Interface dataset entries:
- Opening Delimiter -

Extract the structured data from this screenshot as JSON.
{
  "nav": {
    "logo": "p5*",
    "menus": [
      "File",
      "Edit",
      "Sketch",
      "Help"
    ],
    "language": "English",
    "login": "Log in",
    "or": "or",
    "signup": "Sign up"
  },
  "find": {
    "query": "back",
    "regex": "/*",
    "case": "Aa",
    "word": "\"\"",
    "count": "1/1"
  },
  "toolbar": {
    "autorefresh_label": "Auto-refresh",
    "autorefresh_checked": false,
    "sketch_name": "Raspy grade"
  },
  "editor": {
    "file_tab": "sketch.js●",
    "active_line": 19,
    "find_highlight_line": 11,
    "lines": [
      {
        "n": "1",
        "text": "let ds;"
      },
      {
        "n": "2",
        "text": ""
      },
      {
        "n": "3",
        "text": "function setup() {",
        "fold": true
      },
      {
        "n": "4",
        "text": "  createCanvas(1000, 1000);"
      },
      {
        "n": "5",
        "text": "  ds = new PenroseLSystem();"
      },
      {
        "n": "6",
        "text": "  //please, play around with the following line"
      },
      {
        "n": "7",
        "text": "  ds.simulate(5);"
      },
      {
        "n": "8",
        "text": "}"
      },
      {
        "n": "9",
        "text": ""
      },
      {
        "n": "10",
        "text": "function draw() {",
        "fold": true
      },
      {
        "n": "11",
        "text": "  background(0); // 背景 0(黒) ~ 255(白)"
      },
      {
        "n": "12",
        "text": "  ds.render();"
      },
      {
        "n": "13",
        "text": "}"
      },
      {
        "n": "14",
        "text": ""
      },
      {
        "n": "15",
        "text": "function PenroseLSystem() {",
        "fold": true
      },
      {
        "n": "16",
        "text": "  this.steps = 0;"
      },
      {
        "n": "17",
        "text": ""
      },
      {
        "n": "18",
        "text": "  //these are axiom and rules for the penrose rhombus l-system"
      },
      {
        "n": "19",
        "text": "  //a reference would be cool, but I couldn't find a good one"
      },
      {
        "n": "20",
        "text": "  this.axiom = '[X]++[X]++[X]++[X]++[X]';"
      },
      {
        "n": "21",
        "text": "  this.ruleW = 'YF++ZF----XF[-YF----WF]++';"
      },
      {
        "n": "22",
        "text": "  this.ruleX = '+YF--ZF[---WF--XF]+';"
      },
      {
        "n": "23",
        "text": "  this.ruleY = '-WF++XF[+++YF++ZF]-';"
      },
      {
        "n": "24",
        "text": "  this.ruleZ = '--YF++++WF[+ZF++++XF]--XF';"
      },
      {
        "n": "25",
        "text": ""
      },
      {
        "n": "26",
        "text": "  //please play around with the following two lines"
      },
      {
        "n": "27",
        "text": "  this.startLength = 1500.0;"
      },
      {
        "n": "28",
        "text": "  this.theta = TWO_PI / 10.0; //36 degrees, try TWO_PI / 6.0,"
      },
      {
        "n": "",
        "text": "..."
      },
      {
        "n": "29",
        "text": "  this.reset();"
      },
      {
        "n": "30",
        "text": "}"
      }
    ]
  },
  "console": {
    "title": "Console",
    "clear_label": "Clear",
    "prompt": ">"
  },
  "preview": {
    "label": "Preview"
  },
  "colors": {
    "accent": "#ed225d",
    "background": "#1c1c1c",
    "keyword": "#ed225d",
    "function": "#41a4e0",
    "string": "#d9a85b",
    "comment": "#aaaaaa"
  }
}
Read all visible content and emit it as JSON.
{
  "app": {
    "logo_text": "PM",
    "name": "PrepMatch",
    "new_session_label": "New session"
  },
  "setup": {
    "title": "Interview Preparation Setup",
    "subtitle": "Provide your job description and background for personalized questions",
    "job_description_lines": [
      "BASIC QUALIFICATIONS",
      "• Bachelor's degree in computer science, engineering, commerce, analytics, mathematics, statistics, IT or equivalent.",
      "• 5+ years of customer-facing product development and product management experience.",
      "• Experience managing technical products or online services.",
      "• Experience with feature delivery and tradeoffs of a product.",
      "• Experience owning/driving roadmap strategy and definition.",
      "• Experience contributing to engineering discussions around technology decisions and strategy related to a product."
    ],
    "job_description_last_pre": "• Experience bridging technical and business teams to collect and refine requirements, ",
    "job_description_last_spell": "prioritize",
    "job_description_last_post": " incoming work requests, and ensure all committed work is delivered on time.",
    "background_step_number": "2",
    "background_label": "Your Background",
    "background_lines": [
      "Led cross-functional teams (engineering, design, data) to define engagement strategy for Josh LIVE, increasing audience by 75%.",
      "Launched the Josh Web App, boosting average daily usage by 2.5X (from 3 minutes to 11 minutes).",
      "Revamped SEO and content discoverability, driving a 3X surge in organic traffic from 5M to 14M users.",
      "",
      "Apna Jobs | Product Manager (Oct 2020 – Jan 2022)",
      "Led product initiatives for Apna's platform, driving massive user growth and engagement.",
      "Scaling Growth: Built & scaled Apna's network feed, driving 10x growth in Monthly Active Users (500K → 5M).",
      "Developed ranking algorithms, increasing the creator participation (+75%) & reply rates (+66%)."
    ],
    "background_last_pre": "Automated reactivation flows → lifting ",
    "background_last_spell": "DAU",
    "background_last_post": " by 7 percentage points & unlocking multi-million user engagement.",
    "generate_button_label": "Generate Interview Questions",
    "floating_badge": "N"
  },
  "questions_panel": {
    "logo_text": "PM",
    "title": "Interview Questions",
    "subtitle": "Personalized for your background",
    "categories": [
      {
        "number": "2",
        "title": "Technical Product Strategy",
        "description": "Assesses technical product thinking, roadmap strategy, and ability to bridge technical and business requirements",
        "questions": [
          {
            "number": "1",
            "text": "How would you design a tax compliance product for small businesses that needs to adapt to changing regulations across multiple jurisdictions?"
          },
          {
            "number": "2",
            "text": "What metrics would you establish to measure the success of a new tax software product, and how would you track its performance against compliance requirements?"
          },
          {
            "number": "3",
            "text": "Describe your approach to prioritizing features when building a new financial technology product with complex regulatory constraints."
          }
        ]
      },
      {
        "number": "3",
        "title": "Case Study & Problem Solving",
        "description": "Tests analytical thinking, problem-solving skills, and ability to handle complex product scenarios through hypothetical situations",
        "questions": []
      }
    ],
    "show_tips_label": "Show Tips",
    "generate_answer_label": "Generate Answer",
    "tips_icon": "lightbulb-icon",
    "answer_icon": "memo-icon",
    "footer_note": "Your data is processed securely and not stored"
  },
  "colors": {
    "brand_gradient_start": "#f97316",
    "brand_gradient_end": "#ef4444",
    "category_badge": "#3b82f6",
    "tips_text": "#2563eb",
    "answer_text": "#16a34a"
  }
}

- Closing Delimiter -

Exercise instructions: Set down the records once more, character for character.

Result of the task:
Extract the structured data from this screenshot as JSON.
{
  "nav": {
    "logo": "p5*",
    "menus": [
      "File",
      "Edit",
      "Sketch",
      "Help"
    ],
    "language": "English",
    "login": "Log in",
    "or": "or",
    "signup": "Sign up"
  },
  "find": {
    "query": "back",
    "regex": "/*",
    "case": "Aa",
    "word": "\"\"",
    "count": "1/1"
  },
  "toolbar": {
    "autorefresh_label": "Auto-refresh",
    "autorefresh_checked": false,
    "sketch_name": "Raspy grade"
  },
  "editor": {
    "file_tab": "sketch.js●",
    "active_line": 19,
    "find_highlight_line": 11,
    "lines": [
      {
        "n": "1",
        "text": "let ds;"
      },
      {
        "n": "2",
        "text": ""
      },
      {
        "n": "3",
        "text": "function setup() {",
        "fold": true
      },
      {
        "n": "4",
        "text": "  createCanvas(1000, 1000);"
      },
      {
        "n": "5",
        "text": "  ds = new PenroseLSystem();"
      },
      {
        "n": "6",
        "text": "  //please, play around with the following line"
      },
      {
        "n": "7",
        "text": "  ds.simulate(5);"
      },
      {
        "n": "8",
        "text": "}"
      },
      {
        "n": "9",
        "text": ""
      },
      {
        "n": "10",
        "text": "function draw() {",
        "fold": true
      },
      {
        "n": "11",
        "text": "  background(0); // 背景 0(黒) ~ 255(白)"
      },
      {
        "n": "12",
        "text": "  ds.render();"
      },
      {
        "n": "13",
        "text": "}"
      },
      {
        "n": "14",
        "text": ""
      },
      {
        "n": "15",
        "text": "function PenroseLSystem() {",
        "fold": true
      },
      {
        "n": "16",
        "text": "  this.steps = 0;"
      },
      {
        "n": "17",
        "text": ""
      },
      {
        "n": "18",
        "text": "  //these are axiom and rules for the penrose rhombus l-system"
      },
      {
        "n": "19",
        "text": "  //a reference would be cool, but I couldn't find a good one"
      },
      {
        "n": "20",
        "text": "  this.axiom = '[X]++[X]++[X]++[X]++[X]';"
      },
      {
        "n": "21",
        "text": "  this.ruleW = 'YF++ZF----XF[-YF----WF]++';"
      },
      {
        "n": "22",
        "text": "  this.ruleX = '+YF--ZF[---WF--XF]+';"
      },
      {
        "n": "23",
        "text": "  this.ruleY = '-WF++XF[+++YF++ZF]-';"
      },
      {
        "n": "24",
        "text": "  this.ruleZ = '--YF++++WF[+ZF++++XF]--XF';"
      },
      {
        "n": "25",
        "text": ""
      },
      {
        "n": "26",
        "text": "  //please play around with the following two lines"
      },
      {
        "n": "27",
        "text": "  this.startLength = 1500.0;"
      },
      {
        "n": "28",
        "text": "  this.theta = TWO_PI / 10.0; //36 degrees, try TWO_PI / 6.0,"
      },
      {
        "n": "",
        "text": "..."
      },
      {
        "n": "29",
        "text": "  this.reset();"
      },
      {
        "n": "30",
        "text": "}"
      }
    ]
  },
  "console": {
    "title": "Console",
    "clear_label": "Clear",
    "prompt": ">"
  },
  "preview": {
    "label": "Preview"
  },
  "colors": {
    "accent": "#ed225d",
    "background": "#1c1c1c",
    "keyword": "#ed225d",
    "function": "#41a4e0",
    "string": "#d9a85b",
    "comment": "#aaaaaa"
  }
}
Read all visible content and emit it as JSON.
{
  "app": {
    "logo_text": "PM",
    "name": "PrepMatch",
    "new_session_label": "New session"
  },
  "setup": {
    "title": "Interview Preparation Setup",
    "subtitle": "Provide your job description and background for personalized questions",
    "job_description_lines": [
      "BASIC QUALIFICATIONS",
      "• Bachelor's degree in computer science, engineering, commerce, analytics, mathematics, statistics, IT or equivalent.",
      "• 5+ years of customer-facing product development and product management experience.",
      "• Experience managing technical products or online services.",
      "• Experience with feature delivery and tradeoffs of a product.",
      "• Experience owning/driving roadmap strategy and definition.",
      "• Experience contributing to engineering discussions around technology decisions and strategy related to a product."
    ],
    "job_description_last_pre": "• Experience bridging technical and business teams to collect and refine requirements, ",
    "job_description_last_spell": "prioritize",
    "job_description_last_post": " incoming work requests, and ensure all committed work is delivered on time.",
    "background_step_number": "2",
    "background_label": "Your Background",
    "background_lines": [
      "Led cross-functional teams (engineering, design, data) to define engagement strategy for Josh LIVE, increasing audience by 75%.",
      "Launched the Josh Web App, boosting average daily usage by 2.5X (from 3 minutes to 11 minutes).",
      "Revamped SEO and content discoverability, driving a 3X surge in organic traffic from 5M to 14M users.",
      "",
      "Apna Jobs | Product Manager (Oct 2020 – Jan 2022)",
      "Led product initiatives for Apna's platform, driving massive user growth and engagement.",
      "Scaling Growth: Built & scaled Apna's network feed, driving 10x growth in Monthly Active Users (500K → 5M).",
      "Developed ranking algorithms, increasing the creator participation (+75%) & reply rates (+66%)."
    ],
    "background_last_pre": "Automated reactivation flows → lifting ",
    "background_last_spell": "DAU",
    "background_last_post": " by 7 percentage points & unlocking multi-million user engagement.",
    "generate_button_label": "Generate Interview Questions",
    "floating_badge": "N"
  },
  "questions_panel": {
    "logo_text": "PM",
    "title": "Interview Questions",
    "subtitle": "Personalized for your background",
    "categories": [
      {
        "number": "2",
        "title": "Technical Product Strategy",
        "description": "Assesses technical product thinking, roadmap strategy, and ability to bridge technical and business requirements",
        "questions": [
          {
            "number": "1",
            "text": "How would you design a tax compliance product for small businesses that needs to adapt to changing regulations across multiple jurisdictions?"
          },
          {
            "number": "2",
            "text": "What metrics would you establish to measure the success of a new tax software product, and how would you track its performance against compliance requirements?"
          },
          {
            "number": "3",
            "text": "Describe your approach to prioritizing features when building a new financial technology product with complex regulatory constraints."
          }
        ]
      },
      {
        "number": "3",
        "title": "Case Study & Problem Solving",
        "description": "Tests analytical thinking, problem-solving skills, and ability to handle complex product scenarios through hypothetical situations",
        "questions": []
      }
    ],
    "show_tips_label": "Show Tips",
    "generate_answer_label": "Generate Answer",
    "tips_icon": "lightbulb-icon",
    "answer_icon": "memo-icon",
    "footer_note": "Your data is processed securely and not stored"
  },
  "colors": {
    "brand_gradient_start": "#f97316",
    "brand_gradient_end": "#ef4444",
    "category_badge": "#3b82f6",
    "tips_text": "#2563eb",
    "answer_text": "#16a34a"
  }
}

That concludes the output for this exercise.